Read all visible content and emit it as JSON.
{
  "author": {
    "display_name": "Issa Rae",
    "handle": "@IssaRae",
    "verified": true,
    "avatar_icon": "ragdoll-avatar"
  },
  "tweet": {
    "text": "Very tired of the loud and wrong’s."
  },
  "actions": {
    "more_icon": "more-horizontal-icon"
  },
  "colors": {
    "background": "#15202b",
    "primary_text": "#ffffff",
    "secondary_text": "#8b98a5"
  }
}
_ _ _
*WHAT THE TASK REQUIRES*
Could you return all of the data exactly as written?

*SOLUTION*
Read all visible content and emit it as JSON.
{
  "author": {
    "display_name": "Issa Rae",
    "handle": "@IssaRae",
    "verified": true,
    "avatar_icon": "ragdoll-avatar"
  },
  "tweet": {
    "text": "Very tired of the loud and wrong’s."
  },
  "actions": {
    "more_icon": "more-horizontal-icon"
  },
  "colors": {
    "background": "#15202b",
    "primary_text": "#ffffff",
    "secondary_text": "#8b98a5"
  }
}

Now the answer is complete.